There's no place like home.
Our solar system is enormous, with dwarf planets in orbit around the Sun tens of thousands of times further away than Earth. It took astronauts three days to get to our nearest neighbor, the Moon, and would take about six months each way for people to get to Mars and back. This image was the first ever taken that had Moon and Earth in the same frame, and it wasn't until 1977, when Voyager I was 7,250,000 miles away. But compared to the Milky Way Galaxy, the solar system is just a cozy little spot in a big world. There are lots of planets and lots of stars and lots of galaxies, but our planet is different. It is one (maybe one of many) that has intelligent life.
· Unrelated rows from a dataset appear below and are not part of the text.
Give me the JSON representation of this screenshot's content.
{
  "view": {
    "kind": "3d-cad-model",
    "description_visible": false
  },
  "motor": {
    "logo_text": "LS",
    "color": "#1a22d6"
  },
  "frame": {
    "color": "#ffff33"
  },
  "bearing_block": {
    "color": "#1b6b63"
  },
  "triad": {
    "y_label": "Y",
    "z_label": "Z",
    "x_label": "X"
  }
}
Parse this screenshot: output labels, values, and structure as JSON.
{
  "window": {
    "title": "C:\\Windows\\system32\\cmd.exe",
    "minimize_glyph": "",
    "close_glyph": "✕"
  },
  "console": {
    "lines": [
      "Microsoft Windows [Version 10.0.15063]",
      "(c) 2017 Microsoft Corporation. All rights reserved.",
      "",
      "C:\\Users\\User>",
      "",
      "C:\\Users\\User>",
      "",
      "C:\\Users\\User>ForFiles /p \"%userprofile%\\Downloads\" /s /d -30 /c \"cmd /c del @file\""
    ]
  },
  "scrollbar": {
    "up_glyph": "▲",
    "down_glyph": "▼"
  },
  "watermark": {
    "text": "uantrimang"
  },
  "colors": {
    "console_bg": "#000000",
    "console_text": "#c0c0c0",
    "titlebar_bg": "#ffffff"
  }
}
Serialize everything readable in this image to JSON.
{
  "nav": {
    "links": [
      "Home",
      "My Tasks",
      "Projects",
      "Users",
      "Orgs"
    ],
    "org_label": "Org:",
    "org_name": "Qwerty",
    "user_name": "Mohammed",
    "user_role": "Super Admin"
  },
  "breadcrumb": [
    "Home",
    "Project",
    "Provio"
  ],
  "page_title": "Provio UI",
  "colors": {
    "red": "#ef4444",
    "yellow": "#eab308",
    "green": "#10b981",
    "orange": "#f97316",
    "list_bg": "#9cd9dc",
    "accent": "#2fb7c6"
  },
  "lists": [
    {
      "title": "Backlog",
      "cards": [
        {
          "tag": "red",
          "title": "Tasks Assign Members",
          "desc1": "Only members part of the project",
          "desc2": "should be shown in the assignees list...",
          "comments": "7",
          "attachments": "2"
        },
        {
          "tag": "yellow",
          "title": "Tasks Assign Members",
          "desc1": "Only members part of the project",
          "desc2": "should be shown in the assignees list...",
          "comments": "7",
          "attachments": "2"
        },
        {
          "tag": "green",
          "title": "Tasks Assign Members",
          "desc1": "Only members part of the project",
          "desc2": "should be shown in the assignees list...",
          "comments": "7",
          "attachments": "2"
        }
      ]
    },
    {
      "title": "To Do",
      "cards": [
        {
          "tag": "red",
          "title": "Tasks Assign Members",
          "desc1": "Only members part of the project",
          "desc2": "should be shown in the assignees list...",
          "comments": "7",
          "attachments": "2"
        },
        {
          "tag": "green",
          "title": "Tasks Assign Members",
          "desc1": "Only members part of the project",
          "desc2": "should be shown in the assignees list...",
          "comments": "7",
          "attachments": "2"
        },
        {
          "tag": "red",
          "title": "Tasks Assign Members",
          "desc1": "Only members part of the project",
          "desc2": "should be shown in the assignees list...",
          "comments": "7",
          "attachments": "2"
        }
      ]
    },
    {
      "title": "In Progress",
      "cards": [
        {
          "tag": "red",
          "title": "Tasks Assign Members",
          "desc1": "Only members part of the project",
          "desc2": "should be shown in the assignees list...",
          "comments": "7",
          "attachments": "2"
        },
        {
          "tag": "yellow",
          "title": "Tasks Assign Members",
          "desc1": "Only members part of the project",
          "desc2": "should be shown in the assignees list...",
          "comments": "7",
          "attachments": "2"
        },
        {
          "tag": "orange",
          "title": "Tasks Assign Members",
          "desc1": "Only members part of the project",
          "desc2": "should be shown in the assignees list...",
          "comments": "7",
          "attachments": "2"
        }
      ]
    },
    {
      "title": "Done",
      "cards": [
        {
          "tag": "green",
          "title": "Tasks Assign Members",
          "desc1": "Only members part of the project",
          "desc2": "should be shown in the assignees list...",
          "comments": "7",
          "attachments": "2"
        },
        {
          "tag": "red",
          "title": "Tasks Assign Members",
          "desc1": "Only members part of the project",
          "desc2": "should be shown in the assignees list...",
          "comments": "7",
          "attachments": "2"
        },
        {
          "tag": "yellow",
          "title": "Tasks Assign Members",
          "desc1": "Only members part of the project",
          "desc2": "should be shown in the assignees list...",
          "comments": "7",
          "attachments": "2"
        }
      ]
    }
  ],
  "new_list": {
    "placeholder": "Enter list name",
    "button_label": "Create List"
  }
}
At the center of the solar system is our star, the Sun. Solar energy is the result of the fusion of hydrogen and helium. The Sun is not just a featureless ball of gas, but has three internal layers and an atmosphere. We see the surface features, like sunspots, which have an affect on Earth. Eight planets orbit the Sun; the small, dense, rocky four nearer the Sun, and the large, gaseous four further away. Mercury is the smallest planet; it is closest to the Sun so it is extremely hot in most locations. Venus, the second planet out and the closest to Earth, has a thick, carbon dioxide-rich atmosphere with a large greenhouse effect and so is also very hot. Earth, the third rock from the Sun, is the only one of the inner planets with a large moon. The red planet, Mars, is the most earth-like, with channels where water once flowed and large volcanoes. The four gas planets — Jupiter, Saturn, Uranus, and Neptune — are composed of hydrogen, helium, and some methane and other gases. All have rings and moons. The other objects in the solar system are the five dwarf planets, which include Pluto, plus the asteroids, and comets. An object that strikes Earth is a meteorite. Increasing numbers of planets are now being found in other solar systems; they are called extrasolar planets or exoplanets.